  • Christian Woll - , Ludwig Maximilian University of Munich (Author)
  • Fabienne Becker-Stoll - , Ludwig Maximilian University of Munich, Staatsinstitut für Frühpädagogik (Author)
  • Corinna Reck - , Ludwig Maximilian University of Munich (Author)


Background: Knowledge about the influences of maternal postpartum anxiety disorders (PAD) on infant development is limited. Aim of this present study is to evaluate the influence of PAD on infant attachment. Methods: In a longitudinal study, self-reported anxiety symptoms of N = 70 mothers (N = 28 with PAD diagnosed according to the DSM-IV, N = 42 controls) were examined in the postpartum period and one year later. Infants' attachment was observed in the Strange Situation Test (SST) at the age of 12–24 months. Results: Results indicate a strong relationship between PAD and infant attachment: infants of mothers with PAD were significantly more likely to be classified as insecure or disorganized than infants of control mothers. Logistic regression analysis led to a significant model with 76.8 % correct classification of infant attachment dependent on the maternal fear of anxiety associated body sensations (OR = 4.848) in the postpartum period. Including maternal sensitivity and interaction behavior, only maternal intrusiveness was additionally associated with infant attachment (ρ = 0.273, p < .05; OR = 45.021, p = .153). Limitations: Participants were highly educated. Different anxiety disorders included led to a heterogenous sample. Generalization is diminished. Maternal sensitivity was measured on a global scale, and body tension was self-reported. Conclusions: PAD plays a crucial role in the development of infant attachment. Interaction-focused interventions, helping mothers to decrease intrusiveness, and body-focused interventions, helping mothers to deal with their fear of anxiety symptoms, might be promising pathways to buffer the influence of PAD on infant attachment.


Original languageEnglish
Pages (from-to)259-268
Number of pages10
JournalJournal of Affective Disorders
Publication statusPublished - Jun 2023

External IDs

Scopus 85150846932
WOS 000966768200001
Mendeley d4a51498-8501-3cbb-a84d-afe83d954361

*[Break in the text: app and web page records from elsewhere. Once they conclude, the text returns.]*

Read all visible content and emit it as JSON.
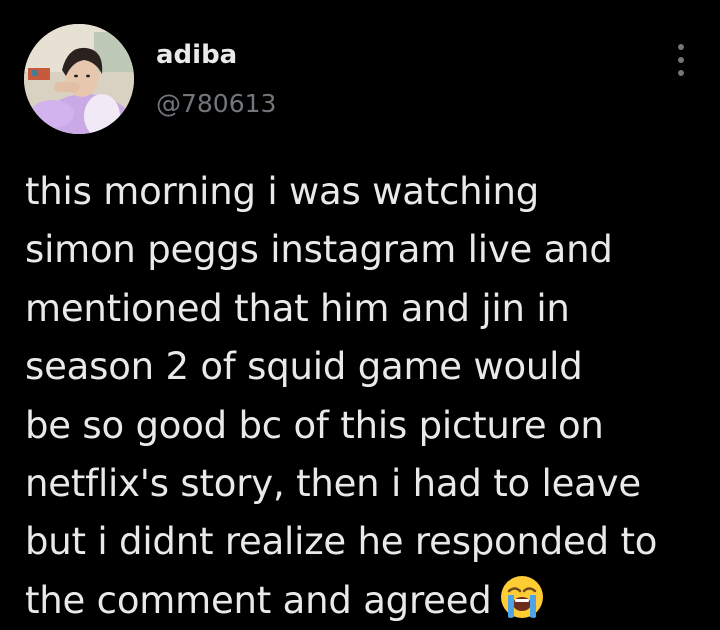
{
  "user": {
    "display_name": "adiba",
    "handle": "@780613",
    "avatar_icon": "profile-photo"
  },
  "actions": {
    "more_icon": "more-vertical-icon"
  },
  "tweet": {
    "lines": [
      "this morning i was watching",
      "simon peggs instagram live and",
      "mentioned that him and jin in",
      "season 2 of squid game would",
      "be so good bc of this picture on",
      "netflix's story, then i had to leave",
      "but i didnt realize he responded to",
      "the comment and agreed"
    ],
    "emoji": "loudly-crying-face-emoji"
  },
  "colors": {
    "background": "#000000",
    "text_primary": "#e7e9ea",
    "text_secondary": "#71767b"
  }
}
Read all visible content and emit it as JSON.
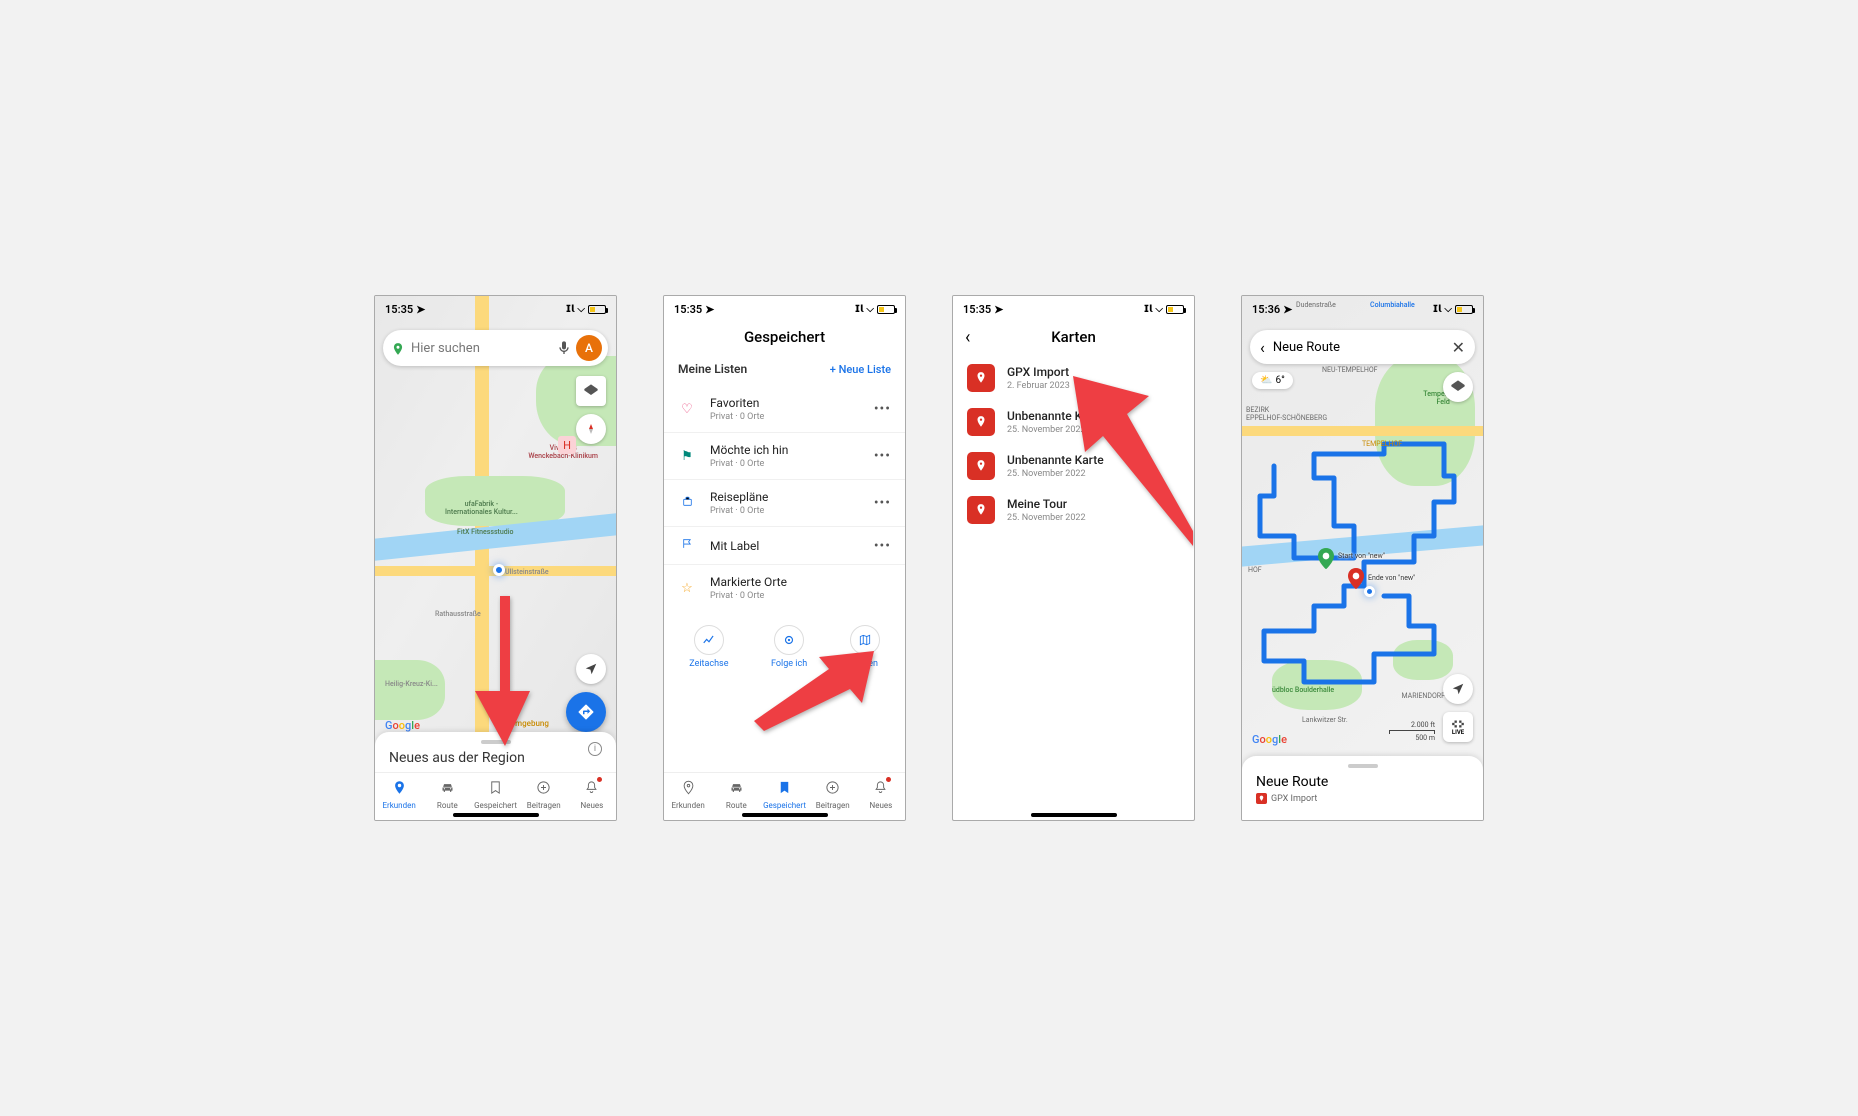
{
  "status": {
    "time1": "15:35",
    "time4": "15:36"
  },
  "phone1": {
    "search_placeholder": "Hier suchen",
    "avatar_letter": "A",
    "sheet_title": "Neues aus der Region",
    "map_labels": {
      "hospital": "Vivantes\nWenckebach-Klinikum",
      "ufafabrik": "ufaFabrik -\nInternationales Kultur...",
      "fitx": "FitX Fitnessstudio",
      "street1": "Ullsteinstraße",
      "street2": "Rathausstraße",
      "kreuz": "Heilig-Kreuz-Ki...",
      "umgebung": "te Umgebung"
    },
    "tabs": [
      {
        "label": "Erkunden",
        "icon": "pin",
        "active": true
      },
      {
        "label": "Route",
        "icon": "car",
        "active": false
      },
      {
        "label": "Gespeichert",
        "icon": "bookmark",
        "active": false
      },
      {
        "label": "Beitragen",
        "icon": "plus",
        "active": false
      },
      {
        "label": "Neues",
        "icon": "bell",
        "active": false
      }
    ]
  },
  "phone2": {
    "header": "Gespeichert",
    "section_title": "Meine Listen",
    "new_list": "Neue Liste",
    "lists": [
      {
        "title": "Favoriten",
        "sub": "Privat · 0 Orte",
        "icon": "heart",
        "color": "#ea4a7f"
      },
      {
        "title": "Möchte ich hin",
        "sub": "Privat · 0 Orte",
        "icon": "flag",
        "color": "#00897b"
      },
      {
        "title": "Reisepläne",
        "sub": "Privat · 0 Orte",
        "icon": "suitcase",
        "color": "#1a73e8"
      },
      {
        "title": "Mit Label",
        "sub": "",
        "icon": "label",
        "color": "#1a73e8"
      },
      {
        "title": "Markierte Orte",
        "sub": "Privat · 0 Orte",
        "icon": "star",
        "color": "#f5a623"
      }
    ],
    "actions": [
      {
        "label": "Zeitachse",
        "icon": "line"
      },
      {
        "label": "Folge ich",
        "icon": "follow"
      },
      {
        "label": "Karten",
        "icon": "map"
      }
    ],
    "tabs": [
      {
        "label": "Erkunden",
        "icon": "pin",
        "active": false
      },
      {
        "label": "Route",
        "icon": "car",
        "active": false
      },
      {
        "label": "Gespeichert",
        "icon": "bookmark",
        "active": true
      },
      {
        "label": "Beitragen",
        "icon": "plus",
        "active": false
      },
      {
        "label": "Neues",
        "icon": "bell",
        "active": false
      }
    ]
  },
  "phone3": {
    "header": "Karten",
    "maps": [
      {
        "title": "GPX Import",
        "sub": "2. Februar 2023"
      },
      {
        "title": "Unbenannte Karte",
        "sub": "25. November 2022"
      },
      {
        "title": "Unbenannte Karte",
        "sub": "25. November 2022"
      },
      {
        "title": "Meine Tour",
        "sub": "25. November 2022"
      }
    ]
  },
  "phone4": {
    "title": "Neue Route",
    "temp": "6°",
    "scale_top": "2.000 ft",
    "scale_bot": "500 m",
    "live": "LIVE",
    "sheet_title": "Neue Route",
    "sheet_sub": "GPX Import",
    "map_labels": {
      "dudenstr": "Dudenstraße",
      "columbiahalle": "Columbiahalle",
      "neu_tempelhof": "NEU-TEMPELHOF",
      "feld": "Tempelhofer\nFeld",
      "bezirk": "BEZIRK\nEPPELHOF-SCHÖNEBERG",
      "tempelhof": "TEMPELHOF",
      "hof": "HOF",
      "boulder": "üdbloc Boulderhalle",
      "mariendorf": "MARIENDORF",
      "lankwitz": "Lankwitzer Str.",
      "start": "Start von \"new\"",
      "ende": "Ende von \"new\""
    }
  }
}
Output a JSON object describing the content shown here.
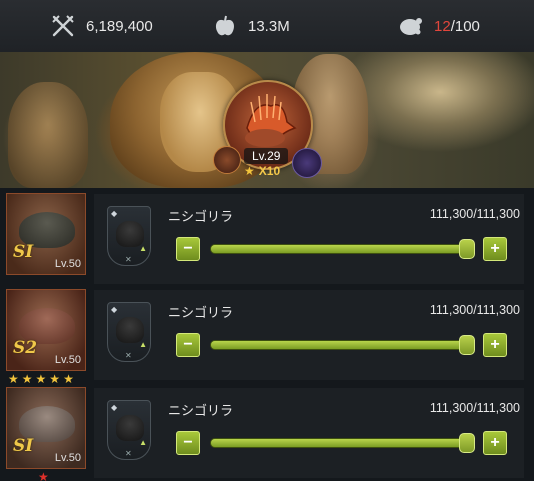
{
  "topbar": {
    "power": {
      "icon": "crossed-swords-icon",
      "value": "6,189,400"
    },
    "food": {
      "icon": "food-apple-icon",
      "value": "13.3M"
    },
    "capacity": {
      "icon": "meat-icon",
      "current": "12",
      "max": "/100"
    }
  },
  "banner": {
    "level": "Lv.29",
    "multiplier": "X10"
  },
  "rows": [
    {
      "badge": "SI",
      "level": "Lv.50",
      "stars": 0,
      "star_color": "",
      "unit_name": "ニシゴリラ",
      "count": "111,300/111,300",
      "fill": 1.0
    },
    {
      "badge": "S2",
      "level": "Lv.50",
      "stars": 5,
      "star_color": "#f2c43c",
      "unit_name": "ニシゴリラ",
      "count": "111,300/111,300",
      "fill": 1.0
    },
    {
      "badge": "SI",
      "level": "Lv.50",
      "stars": 1,
      "star_color": "#e0302a",
      "unit_name": "ニシゴリラ",
      "count": "111,300/111,300",
      "fill": 1.0
    }
  ],
  "colors": {
    "accent_green": "#8fb23a",
    "capacity_red": "#e2463c",
    "badge_gold": "#f0c84a"
  }
}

Sustainable Development Goals


  • Body sensations, Infant attachment, Postpartum anxiety disorders, Strange situation test

Library keywords